**DATA FOR THIS EXERCISE**
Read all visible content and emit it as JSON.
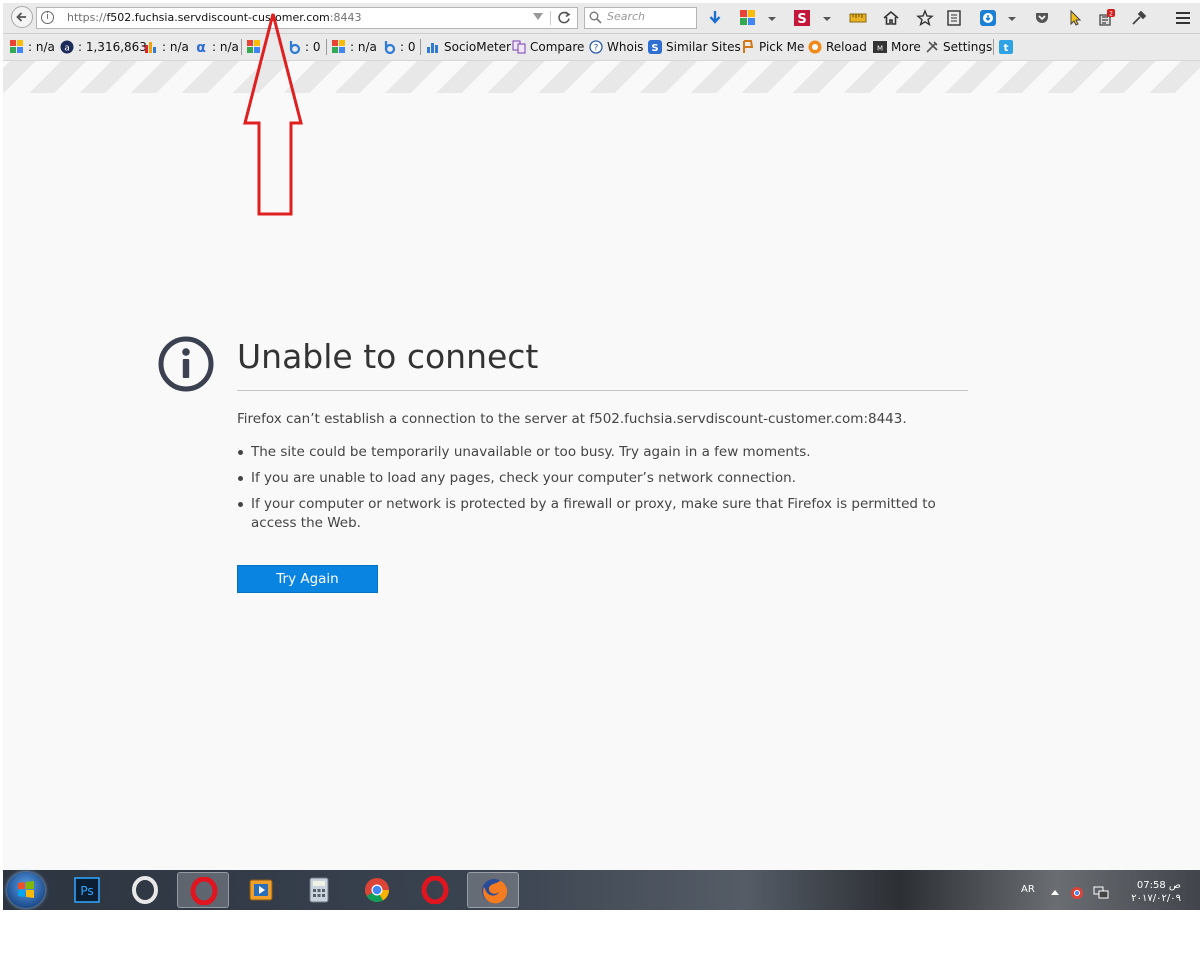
{
  "browser": {
    "url": {
      "scheme": "https://",
      "host": "f502.fuchsia.servdiscount-customer.com",
      "port": ":8443"
    },
    "search_placeholder": "Search"
  },
  "seo_toolbar": {
    "items": [
      {
        "icon": "google-pagerank-icon",
        "label": ": n/a"
      },
      {
        "icon": "alexa-rank-icon",
        "label": ": 1,316,863"
      },
      {
        "icon": "compete-rank-icon",
        "label": ": n/a"
      },
      {
        "icon": "alpha-icon",
        "label": ": n/a"
      },
      {
        "icon": "google-index-icon",
        "label": ": 0"
      },
      {
        "icon": "bing-index-icon",
        "label": ": 0"
      },
      {
        "icon": "google-links-icon",
        "label": ": n/a"
      },
      {
        "icon": "bing-links-icon",
        "label": ": 0"
      },
      {
        "icon": "sociometer-icon",
        "label": "SocioMeter"
      },
      {
        "icon": "compare-icon",
        "label": "Compare"
      },
      {
        "icon": "whois-icon",
        "label": "Whois"
      },
      {
        "icon": "similar-sites-icon",
        "label": "Similar Sites"
      },
      {
        "icon": "pick-me-icon",
        "label": "Pick Me"
      },
      {
        "icon": "reload-icon",
        "label": "Reload"
      },
      {
        "icon": "more-icon",
        "label": "More"
      },
      {
        "icon": "settings-icon",
        "label": "Settings"
      }
    ]
  },
  "error": {
    "title": "Unable to connect",
    "description": "Firefox can’t establish a connection to the server at f502.fuchsia.servdiscount-customer.com:8443.",
    "bullets": [
      "The site could be temporarily unavailable or too busy. Try again in a few moments.",
      "If you are unable to load any pages, check your computer’s network connection.",
      "If your computer or network is protected by a firewall or proxy, make sure that Firefox is permitted to access the Web."
    ],
    "button_label": "Try Again"
  },
  "taskbar": {
    "apps": [
      "photoshop-icon",
      "opera-icon",
      "opera-icon",
      "media-player-icon",
      "calculator-icon",
      "chrome-icon",
      "opera-icon",
      "firefox-icon"
    ],
    "active_app": "firefox-icon",
    "tray": {
      "language": "AR",
      "time": "07:58 ص",
      "date": "٢٠١٧/٠٢/٠٩"
    }
  },
  "colors": {
    "accent_button": "#0a84e1",
    "annotation_arrow": "#e02020",
    "page_background": "#f9f9fa"
  }
}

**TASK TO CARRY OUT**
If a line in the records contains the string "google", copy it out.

**EXPECTED OUTPUT**
        "icon": "google-pagerank-icon",
        "icon": "google-index-icon",
        "icon": "google-links-icon",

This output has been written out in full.